• _Work instruction_: The reply should contain every line of the data, repeated exactly, and no pictures.

• _Source information_:
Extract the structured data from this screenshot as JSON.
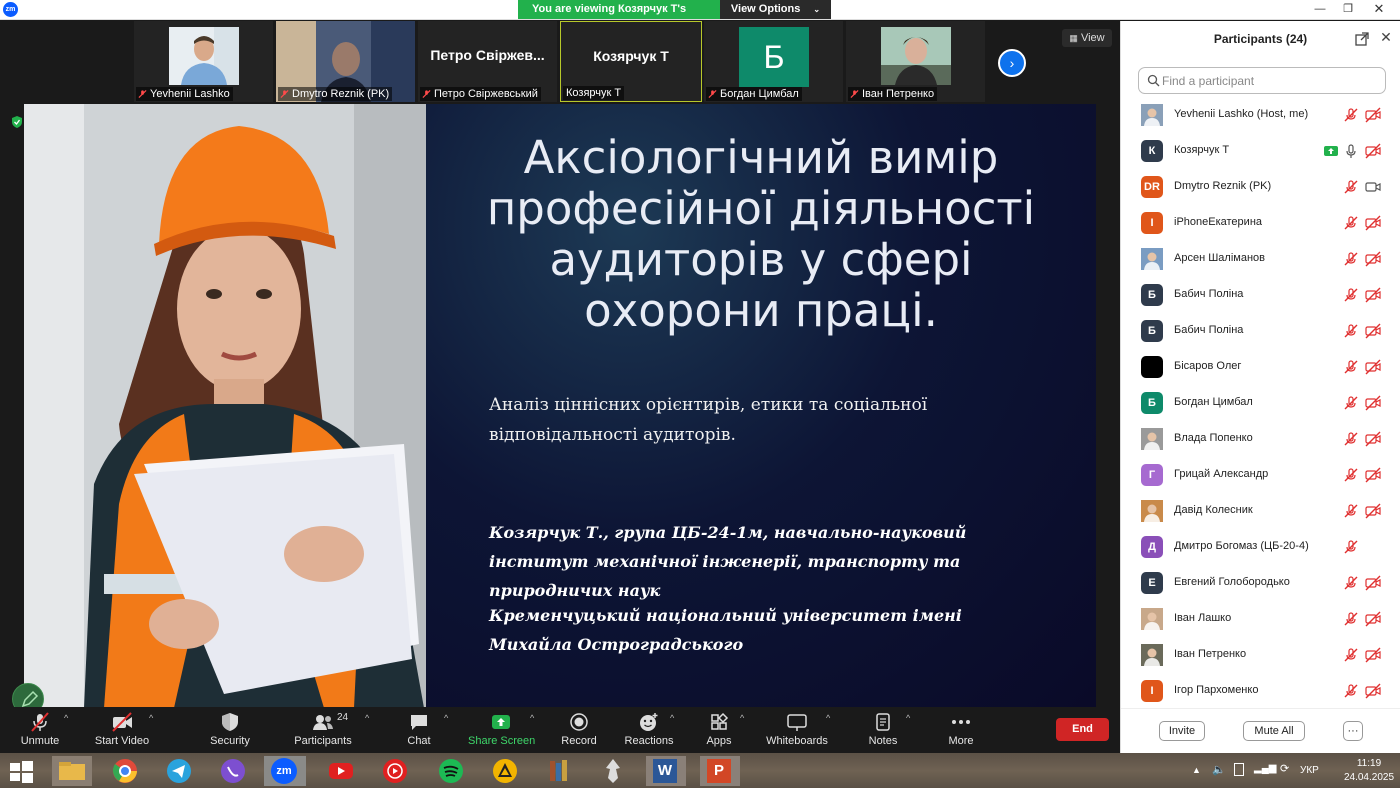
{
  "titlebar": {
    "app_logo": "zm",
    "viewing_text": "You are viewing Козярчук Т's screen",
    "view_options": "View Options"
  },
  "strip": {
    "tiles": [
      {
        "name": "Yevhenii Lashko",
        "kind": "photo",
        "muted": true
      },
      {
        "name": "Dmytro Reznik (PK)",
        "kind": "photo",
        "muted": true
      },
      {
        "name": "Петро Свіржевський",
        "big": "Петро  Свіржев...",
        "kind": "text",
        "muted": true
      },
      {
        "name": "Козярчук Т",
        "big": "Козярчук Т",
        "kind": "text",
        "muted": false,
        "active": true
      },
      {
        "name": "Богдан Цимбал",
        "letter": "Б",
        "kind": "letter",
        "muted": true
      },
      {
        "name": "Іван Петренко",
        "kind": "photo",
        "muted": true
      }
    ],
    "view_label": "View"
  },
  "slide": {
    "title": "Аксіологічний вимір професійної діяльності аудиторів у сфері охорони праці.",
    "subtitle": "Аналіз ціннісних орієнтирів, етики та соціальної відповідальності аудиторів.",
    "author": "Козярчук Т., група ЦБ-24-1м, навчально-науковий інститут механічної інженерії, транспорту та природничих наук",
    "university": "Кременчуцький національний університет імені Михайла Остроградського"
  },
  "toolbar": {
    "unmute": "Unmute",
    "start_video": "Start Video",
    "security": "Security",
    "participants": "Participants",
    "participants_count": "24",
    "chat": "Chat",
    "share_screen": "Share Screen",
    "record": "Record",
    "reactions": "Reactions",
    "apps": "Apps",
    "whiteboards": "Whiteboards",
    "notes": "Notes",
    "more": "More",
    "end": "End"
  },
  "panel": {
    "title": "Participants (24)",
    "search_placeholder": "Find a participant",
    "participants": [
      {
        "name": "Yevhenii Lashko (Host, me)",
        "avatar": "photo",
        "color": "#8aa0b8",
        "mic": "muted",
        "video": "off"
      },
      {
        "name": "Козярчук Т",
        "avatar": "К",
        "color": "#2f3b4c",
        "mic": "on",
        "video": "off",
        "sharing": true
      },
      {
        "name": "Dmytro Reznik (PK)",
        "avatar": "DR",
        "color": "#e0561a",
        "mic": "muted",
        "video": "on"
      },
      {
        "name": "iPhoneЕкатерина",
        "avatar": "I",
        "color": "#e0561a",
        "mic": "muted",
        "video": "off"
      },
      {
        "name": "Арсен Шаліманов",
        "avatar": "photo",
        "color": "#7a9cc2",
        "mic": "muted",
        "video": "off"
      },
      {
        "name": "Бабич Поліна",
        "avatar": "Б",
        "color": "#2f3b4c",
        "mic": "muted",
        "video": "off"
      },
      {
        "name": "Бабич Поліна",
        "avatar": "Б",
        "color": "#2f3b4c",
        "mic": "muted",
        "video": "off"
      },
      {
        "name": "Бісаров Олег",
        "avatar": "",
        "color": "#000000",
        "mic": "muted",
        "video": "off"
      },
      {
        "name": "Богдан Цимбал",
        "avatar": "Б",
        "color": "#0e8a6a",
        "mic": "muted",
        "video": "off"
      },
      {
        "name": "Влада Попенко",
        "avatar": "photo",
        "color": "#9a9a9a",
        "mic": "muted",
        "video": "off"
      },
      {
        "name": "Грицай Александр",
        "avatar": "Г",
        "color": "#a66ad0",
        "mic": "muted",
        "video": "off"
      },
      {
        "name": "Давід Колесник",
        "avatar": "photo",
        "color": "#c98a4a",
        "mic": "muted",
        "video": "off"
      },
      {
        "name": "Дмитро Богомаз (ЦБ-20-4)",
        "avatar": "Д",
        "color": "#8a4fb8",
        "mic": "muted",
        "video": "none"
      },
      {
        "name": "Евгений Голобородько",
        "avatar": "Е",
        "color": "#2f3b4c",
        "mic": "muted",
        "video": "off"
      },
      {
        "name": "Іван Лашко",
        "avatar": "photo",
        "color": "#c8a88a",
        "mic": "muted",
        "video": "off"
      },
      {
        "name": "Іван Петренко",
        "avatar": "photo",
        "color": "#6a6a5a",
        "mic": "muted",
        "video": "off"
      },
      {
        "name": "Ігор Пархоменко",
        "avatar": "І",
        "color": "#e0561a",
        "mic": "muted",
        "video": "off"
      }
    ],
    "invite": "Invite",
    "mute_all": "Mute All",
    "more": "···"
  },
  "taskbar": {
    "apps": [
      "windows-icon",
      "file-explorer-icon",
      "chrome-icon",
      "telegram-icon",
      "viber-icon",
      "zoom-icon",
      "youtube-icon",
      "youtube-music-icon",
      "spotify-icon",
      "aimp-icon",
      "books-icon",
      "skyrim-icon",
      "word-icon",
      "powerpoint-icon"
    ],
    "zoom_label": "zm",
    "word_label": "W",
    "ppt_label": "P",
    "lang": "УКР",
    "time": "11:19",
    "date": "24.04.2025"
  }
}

• _Task answer_:
Extract the structured data from this screenshot as JSON.
{
  "titlebar": {
    "app_logo": "zm",
    "viewing_text": "You are viewing Козярчук Т's screen",
    "view_options": "View Options"
  },
  "strip": {
    "tiles": [
      {
        "name": "Yevhenii Lashko",
        "kind": "photo",
        "muted": true
      },
      {
        "name": "Dmytro Reznik (PK)",
        "kind": "photo",
        "muted": true
      },
      {
        "name": "Петро Свіржевський",
        "big": "Петро  Свіржев...",
        "kind": "text",
        "muted": true
      },
      {
        "name": "Козярчук Т",
        "big": "Козярчук Т",
        "kind": "text",
        "muted": false,
        "active": true
      },
      {
        "name": "Богдан Цимбал",
        "letter": "Б",
        "kind": "letter",
        "muted": true
      },
      {
        "name": "Іван Петренко",
        "kind": "photo",
        "muted": true
      }
    ],
    "view_label": "View"
  },
  "slide": {
    "title": "Аксіологічний вимір професійної діяльності аудиторів у сфері охорони праці.",
    "subtitle": "Аналіз ціннісних орієнтирів, етики та соціальної відповідальності аудиторів.",
    "author": "Козярчук Т., група ЦБ-24-1м, навчально-науковий інститут механічної інженерії, транспорту та природничих наук",
    "university": "Кременчуцький національний університет імені Михайла Остроградського"
  },
  "toolbar": {
    "unmute": "Unmute",
    "start_video": "Start Video",
    "security": "Security",
    "participants": "Participants",
    "participants_count": "24",
    "chat": "Chat",
    "share_screen": "Share Screen",
    "record": "Record",
    "reactions": "Reactions",
    "apps": "Apps",
    "whiteboards": "Whiteboards",
    "notes": "Notes",
    "more": "More",
    "end": "End"
  },
  "panel": {
    "title": "Participants (24)",
    "search_placeholder": "Find a participant",
    "participants": [
      {
        "name": "Yevhenii Lashko (Host, me)",
        "avatar": "photo",
        "color": "#8aa0b8",
        "mic": "muted",
        "video": "off"
      },
      {
        "name": "Козярчук Т",
        "avatar": "К",
        "color": "#2f3b4c",
        "mic": "on",
        "video": "off",
        "sharing": true
      },
      {
        "name": "Dmytro Reznik (PK)",
        "avatar": "DR",
        "color": "#e0561a",
        "mic": "muted",
        "video": "on"
      },
      {
        "name": "iPhoneЕкатерина",
        "avatar": "I",
        "color": "#e0561a",
        "mic": "muted",
        "video": "off"
      },
      {
        "name": "Арсен Шаліманов",
        "avatar": "photo",
        "color": "#7a9cc2",
        "mic": "muted",
        "video": "off"
      },
      {
        "name": "Бабич Поліна",
        "avatar": "Б",
        "color": "#2f3b4c",
        "mic": "muted",
        "video": "off"
      },
      {
        "name": "Бабич Поліна",
        "avatar": "Б",
        "color": "#2f3b4c",
        "mic": "muted",
        "video": "off"
      },
      {
        "name": "Бісаров Олег",
        "avatar": "",
        "color": "#000000",
        "mic": "muted",
        "video": "off"
      },
      {
        "name": "Богдан Цимбал",
        "avatar": "Б",
        "color": "#0e8a6a",
        "mic": "muted",
        "video": "off"
      },
      {
        "name": "Влада Попенко",
        "avatar": "photo",
        "color": "#9a9a9a",
        "mic": "muted",
        "video": "off"
      },
      {
        "name": "Грицай Александр",
        "avatar": "Г",
        "color": "#a66ad0",
        "mic": "muted",
        "video": "off"
      },
      {
        "name": "Давід Колесник",
        "avatar": "photo",
        "color": "#c98a4a",
        "mic": "muted",
        "video": "off"
      },
      {
        "name": "Дмитро Богомаз (ЦБ-20-4)",
        "avatar": "Д",
        "color": "#8a4fb8",
        "mic": "muted",
        "video": "none"
      },
      {
        "name": "Евгений Голобородько",
        "avatar": "Е",
        "color": "#2f3b4c",
        "mic": "muted",
        "video": "off"
      },
      {
        "name": "Іван Лашко",
        "avatar": "photo",
        "color": "#c8a88a",
        "mic": "muted",
        "video": "off"
      },
      {
        "name": "Іван Петренко",
        "avatar": "photo",
        "color": "#6a6a5a",
        "mic": "muted",
        "video": "off"
      },
      {
        "name": "Ігор Пархоменко",
        "avatar": "І",
        "color": "#e0561a",
        "mic": "muted",
        "video": "off"
      }
    ],
    "invite": "Invite",
    "mute_all": "Mute All",
    "more": "···"
  },
  "taskbar": {
    "apps": [
      "windows-icon",
      "file-explorer-icon",
      "chrome-icon",
      "telegram-icon",
      "viber-icon",
      "zoom-icon",
      "youtube-icon",
      "youtube-music-icon",
      "spotify-icon",
      "aimp-icon",
      "books-icon",
      "skyrim-icon",
      "word-icon",
      "powerpoint-icon"
    ],
    "zoom_label": "zm",
    "word_label": "W",
    "ppt_label": "P",
    "lang": "УКР",
    "time": "11:19",
    "date": "24.04.2025"
  }
}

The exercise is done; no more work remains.